Sales of U.S. soybeans in other markets, such as the European Union, Egypt and Argentina, have risen, Johansson said. But those sales have “not been enough to make up for the lost exports to China.”

China placed a 25 percent tariff on U.S. imports in July in response to tariffs imposed by Trump.
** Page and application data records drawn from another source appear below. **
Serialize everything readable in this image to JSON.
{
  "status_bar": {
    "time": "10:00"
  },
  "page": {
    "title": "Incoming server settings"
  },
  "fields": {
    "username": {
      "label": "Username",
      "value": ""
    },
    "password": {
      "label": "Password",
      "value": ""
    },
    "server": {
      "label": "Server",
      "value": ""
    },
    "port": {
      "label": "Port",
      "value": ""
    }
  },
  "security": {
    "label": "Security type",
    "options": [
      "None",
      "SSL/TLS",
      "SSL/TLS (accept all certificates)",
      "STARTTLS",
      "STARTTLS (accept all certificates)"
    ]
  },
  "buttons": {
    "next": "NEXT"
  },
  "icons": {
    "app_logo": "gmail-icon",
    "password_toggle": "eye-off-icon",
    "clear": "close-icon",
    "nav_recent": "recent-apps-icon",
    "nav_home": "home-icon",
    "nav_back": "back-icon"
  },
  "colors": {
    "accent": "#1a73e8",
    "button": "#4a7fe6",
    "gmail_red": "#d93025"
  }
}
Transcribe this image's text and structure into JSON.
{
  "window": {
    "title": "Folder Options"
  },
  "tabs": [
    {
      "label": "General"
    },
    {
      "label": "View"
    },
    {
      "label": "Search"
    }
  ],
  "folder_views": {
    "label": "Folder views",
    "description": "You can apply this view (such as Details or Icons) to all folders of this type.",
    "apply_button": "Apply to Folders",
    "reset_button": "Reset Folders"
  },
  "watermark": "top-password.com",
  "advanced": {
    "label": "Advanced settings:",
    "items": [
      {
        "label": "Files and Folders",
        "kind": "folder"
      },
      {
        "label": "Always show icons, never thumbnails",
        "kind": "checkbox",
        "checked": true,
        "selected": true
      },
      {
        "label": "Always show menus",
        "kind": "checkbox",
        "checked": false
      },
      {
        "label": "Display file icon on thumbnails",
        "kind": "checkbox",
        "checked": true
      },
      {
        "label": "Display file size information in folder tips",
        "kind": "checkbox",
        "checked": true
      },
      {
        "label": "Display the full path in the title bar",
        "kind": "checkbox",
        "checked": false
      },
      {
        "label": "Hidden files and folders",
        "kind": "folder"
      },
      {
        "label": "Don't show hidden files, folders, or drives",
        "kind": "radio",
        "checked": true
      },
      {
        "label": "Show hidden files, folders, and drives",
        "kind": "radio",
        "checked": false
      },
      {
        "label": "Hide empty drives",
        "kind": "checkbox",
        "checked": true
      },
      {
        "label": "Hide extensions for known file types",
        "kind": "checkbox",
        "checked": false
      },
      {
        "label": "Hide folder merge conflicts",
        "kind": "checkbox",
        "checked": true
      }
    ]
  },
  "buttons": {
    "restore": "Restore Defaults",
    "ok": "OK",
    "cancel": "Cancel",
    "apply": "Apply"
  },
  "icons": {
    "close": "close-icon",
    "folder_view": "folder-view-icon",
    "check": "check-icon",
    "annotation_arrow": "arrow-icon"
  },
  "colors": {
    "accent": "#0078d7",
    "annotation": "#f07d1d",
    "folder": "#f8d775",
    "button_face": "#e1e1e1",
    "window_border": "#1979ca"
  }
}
Soybean shipments to the country abruptly halted, leaving crops to rot in American fields, Reuters noted. 

“The share of total U.S. agricultural exports to China in value terms is projected to be 6 percent, down sharply, with China falling from the top market in 2017 to fifth place,” Johansson said.

He said that U.S. farm exports are expected to bring in $141.5 billion this fiscal year. 

Trump agreed to halt any new tariffs by making a 90-day truce with China while at the Group of 20 summit in Argentina in December. 

China’s economy czar, Vice Premier Liu He, is in Washington this week to meet with Treasury Secretary Steven MnuchinSteven Terner MnuchinCommerce Department withdraws Huawei rule after Pentagon pushback: reports  Hillicon Valley — Presented by Philip Morris International — Bezos phone breach raises fears over Saudi hacking | Amazon seeks to halt Microsoft's work on 'war cloud' | Lawmakers unveil surveillance reform bill On The Money — Presented by Wells Fargo — Mnuchin says officials working on new tax cuts | Watchdog charges former execs over Wells Fargo accounts scandal | Study questions Biden, Sanders tax plan claims MORE and U.S. Trade Representative Robert LighthizerRobert (Bob) Emmet LighthizerGOP senator warns quick vote on new NAFTA would be 'huge mistake' Pelosi casts doubt on USMCA deal in 2019 Pelosi sounds hopeful on new NAFTA deal despite tensions with White House MORE to try to resolve the ongoing disputes.

The two countries are working toward a March 1 deadline to reach a deal, otherwise the U.S. has said it will increase existing 10 percent tariffs on $200 billion in Chinese imports to 25 percent.